Australia doesn’t stockpile fuel in the way that other countries do, leaving us vulnerable to disruptions in supply. (AAP: Lukas Coch)
Australia is an island nation that depends heavily on imported fuel — and our stockpile is critically low. According to recent reports, we have just 22 days’ worth of crude oil, 59 days of liquefied petroleum gas (LPG), 20 days of petrol, 19 days of aviation fuel, and 21 days of diesel in reserve.
This is clearly in contravention of Australia’s obligation as a member of the International Energy Agency (IEA) to hold at least 90 days of supply.
Australia is the only import-dependent country in the IEA that has not imposed any stockholding obligation and which has no current bilateral obligation to stockpile in another country.
This makes us highly vulnerable to international disruptions. These might include political instability and air strikes in OPEC countries, or transit difficulties in established routes such as the Straits of Hormuz and the Strait of Malacca — the latter a known target for offshore terrorism.
In response, Federal Energy Minister Josh Frydenberg has ordered a liquid fuel security review, to be completed by the end of 2018. It will examine how fuel is supplied and used in Australia, and assess our capacity to withstand international disruption.
The expectation is that once the review is completed, we will be in a position to comply with our IEA obligations by 2026. But that is eight years away. If there is disruption before that, our low stockpiles may rapidly diminish and the review will be too little, too late.
What are our stockpiling obligations?
Australia is one of 29 IEA countries. Twenty of them (including Australia) have minimum stockholding obligations, as IEA members, which require at least 90 days of supply. Members that are also within the European Union are subject to an even more stringent stockholding directive, introduced in 2009. This requires them to cover either 90 days of net imports or 61 days of consumption, whichever is greater.
This effectively means that net exporting countries such as Denmark, which are excluded from the IEA stockpiling obligations, are nevertheless required to hold 61 days of consumption in reserve.
There are three types of fuel stockpile that countries can use to ensure they meet the minimum requirements: industry stock, government stock, and specialist agency stock.
Industry stock is (as the name suggests) held by industry, whether for commercial purposes or to comply with legislative requirements. Ordinarily, the obligation imposed is set in proportion to the company’s oil import share, or its share of sales in the domestic market. Twenty of the 29 IEA countries meet their obligations through legislative obligations on industry stock.
Government stock is held exclusively for emergency purposes. Legislative mandates for emergency government stock exist in New Zealand and the United States. But Australia has no legislation that requires the government to maintain an emergency fuel stockpile.
Agency stocks are held by a separate agency that has the responsibility to stockpile in accordance with legislative requirements. Such agencies may be administered either by industry or by government. Such agencies exist in Spain and Ireland — but, again, Australia has no equivalent agency.
Depending on differences in oil market structure, geography and national policy, IEA-compliant countries may impose mandates upon one or more category of stockholders.
Australia imposes no legislative mandate upon any category.
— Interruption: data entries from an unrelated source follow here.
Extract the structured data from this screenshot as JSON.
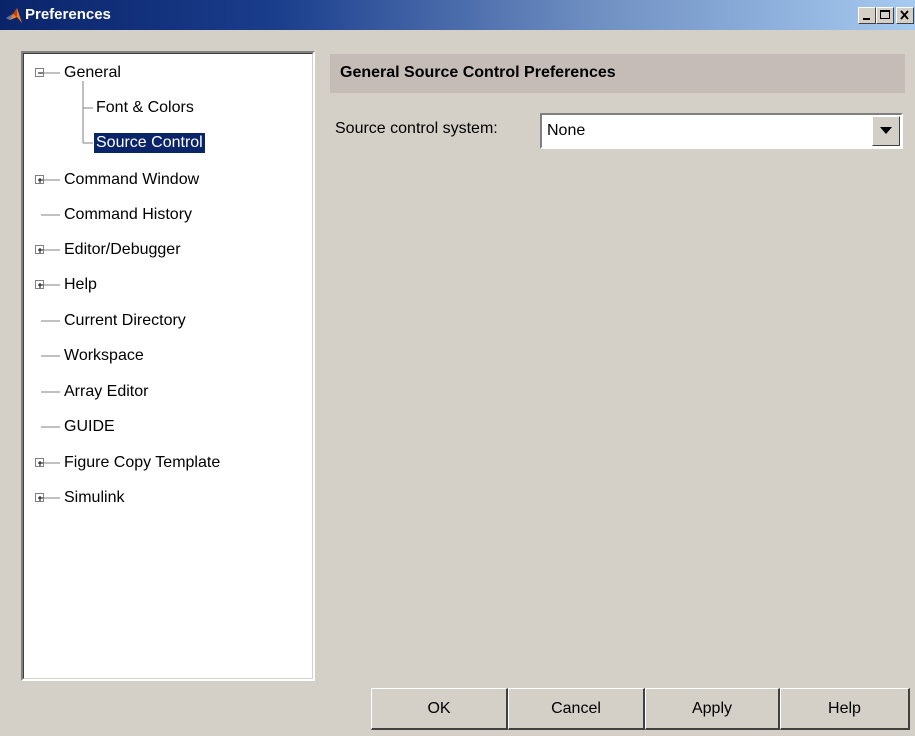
{
  "window": {
    "title": "Preferences",
    "icon": "matlab-logo-icon",
    "controls": [
      "minimize-icon",
      "maximize-icon",
      "close-icon"
    ]
  },
  "tree": {
    "items": [
      {
        "label": "General",
        "expander": "minus",
        "level": 0
      },
      {
        "label": "Font & Colors",
        "level": 1
      },
      {
        "label": "Source Control",
        "level": 1,
        "selected": true
      },
      {
        "label": "Command Window",
        "expander": "plus",
        "level": 0
      },
      {
        "label": "Command History",
        "level": 0
      },
      {
        "label": "Editor/Debugger",
        "expander": "plus",
        "level": 0
      },
      {
        "label": "Help",
        "expander": "plus",
        "level": 0
      },
      {
        "label": "Current Directory",
        "level": 0
      },
      {
        "label": "Workspace",
        "level": 0
      },
      {
        "label": "Array Editor",
        "level": 0
      },
      {
        "label": "GUIDE",
        "level": 0
      },
      {
        "label": "Figure Copy Template",
        "expander": "plus",
        "level": 0
      },
      {
        "label": "Simulink",
        "expander": "plus",
        "level": 0
      }
    ]
  },
  "panel": {
    "title": "General Source Control Preferences",
    "source_control_label": "Source control system:",
    "source_control_value": "None"
  },
  "buttons": {
    "ok": "OK",
    "cancel": "Cancel",
    "apply": "Apply",
    "help": "Help"
  },
  "colors": {
    "selection": "#0a246a",
    "header_bar": "#c5bcb8",
    "face": "#d4d0c8"
  }
}
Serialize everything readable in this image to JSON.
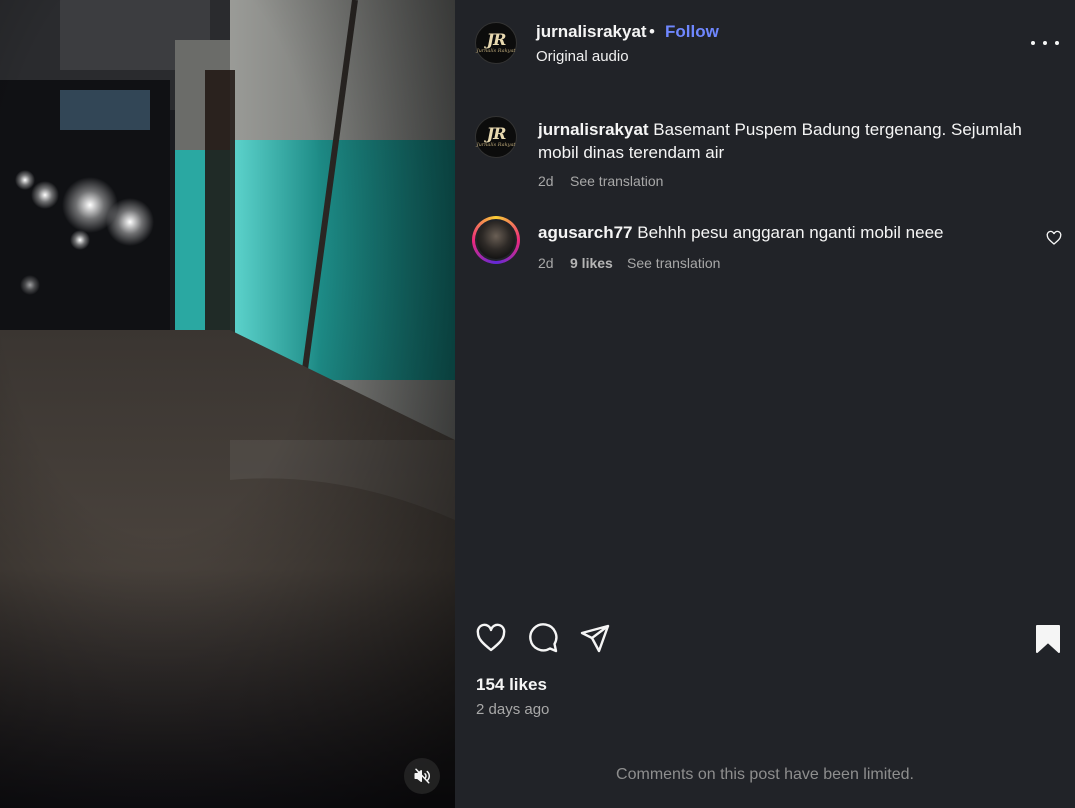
{
  "post": {
    "author": "jurnalisrakyat",
    "separator": "•",
    "follow_label": "Follow",
    "audio_label": "Original audio",
    "avatar_monogram": "JR",
    "avatar_subtitle": "Jurnalis Rakyat",
    "caption_user": "jurnalisrakyat",
    "caption_text": "Basemant Puspem Badung tergenang. Sejumlah mobil dinas terendam air",
    "caption_age": "2d",
    "caption_translate": "See translation"
  },
  "comments": [
    {
      "user": "agusarch77",
      "text": "Behhh pesu anggaran nganti mobil neee",
      "age": "2d",
      "likes": "9 likes",
      "translate": "See translation"
    }
  ],
  "stats": {
    "likes": "154 likes",
    "posted_ago": "2 days ago"
  },
  "footer": {
    "limited_notice": "Comments on this post have been limited."
  },
  "icons": {
    "mute": "speaker-muted-icon",
    "more": "more-options-icon",
    "like": "heart-icon",
    "comment": "comment-bubble-icon",
    "share": "paper-plane-icon",
    "save": "bookmark-filled-icon"
  },
  "colors": {
    "background": "#212328",
    "follow_link": "#6f87ff",
    "muted_text": "#a8a8a8"
  }
}
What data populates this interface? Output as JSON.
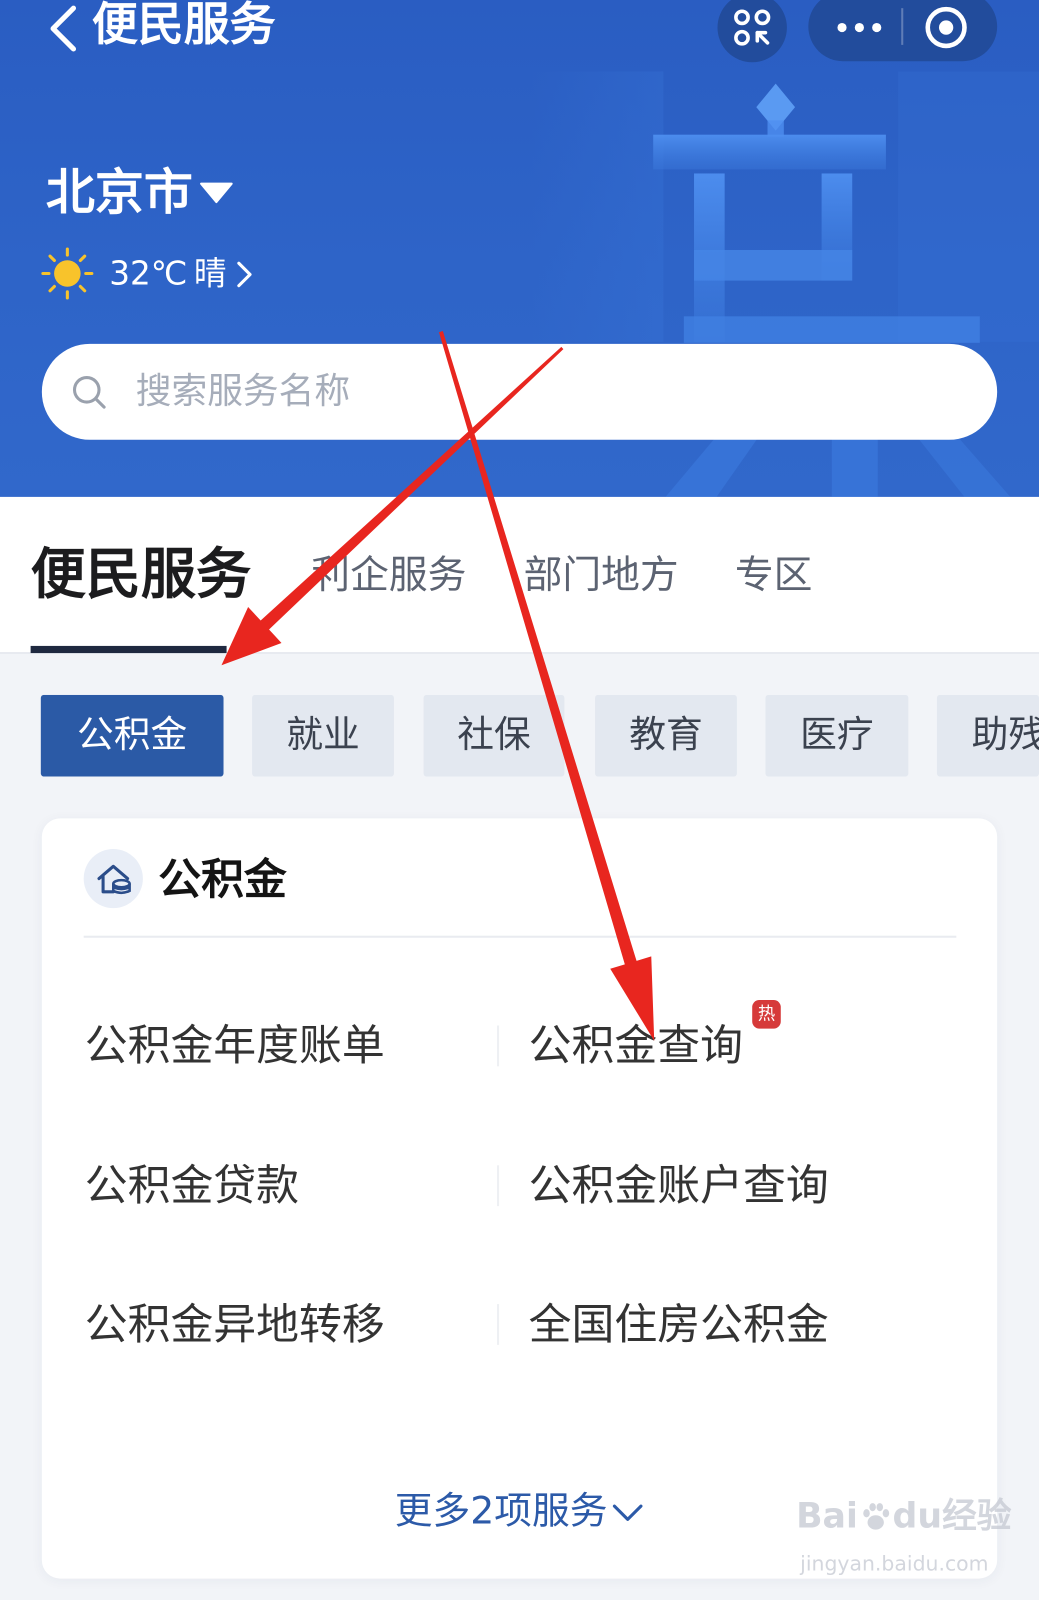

This effectively means it has no rules at all about maintaining a proper fuel stockpile.
Why is Australia non-compliant?
Australia has reached this critical point for several reasons.
The first is simply a product of inertia. Unlike the fuel shocks suffered by the United States in the 1970s, for instance, Australia has never experienced strong fuel disruption.
Having been used to having huge surpluses of coal, gas and uranium, energy security has never been a strong concern.
This also reflects our tendency as a nation to be reactive rather than proactive when it comes to energy security. Added to this is the lingering free market complacency that underpins our refusal to impose extra regulations on private industry in response to global security issues.
The second reason is economic. The IEA stockholding obligation does not determine whether the reserve must be in the form of crude or refined oil. This is a significant issue because storing refined products is more expensive than storing crude oil. Australia, with limited domestic refining capacity following the closure of ageing oil refineries, will need to bear a greater storage burden than other countries because we need to stockpile refined products.
Liquid fuel security review overdue
The liquid fuel security review is long overdue. We have been aware of our fuel vulnerabilities for many years.
Singapore provides us with most our refined petroleum and, in turn, relies on the Middle East for more than 80 per cent of its crude oil supply.
There is no doubt that political instability in the Strait of Hormuz could seriously hurt our energy security.
Petrol, diesel and jet fuel together account for 98 per cent of our transport needs. If conflict did break out, or crucial transport routes were blocked or subject to significant terrorism threats, Australia would face the real possibility of running out of fuel.
This is an unacceptable risk. We urgently need legislation that will give us a much bigger buffer against global energy uncertainty.
Samantha Hepburn is director of the Centre for Energy and Natural Resources Law at Deakin Law School, Deakin University. This article originally appeared on The Conversation.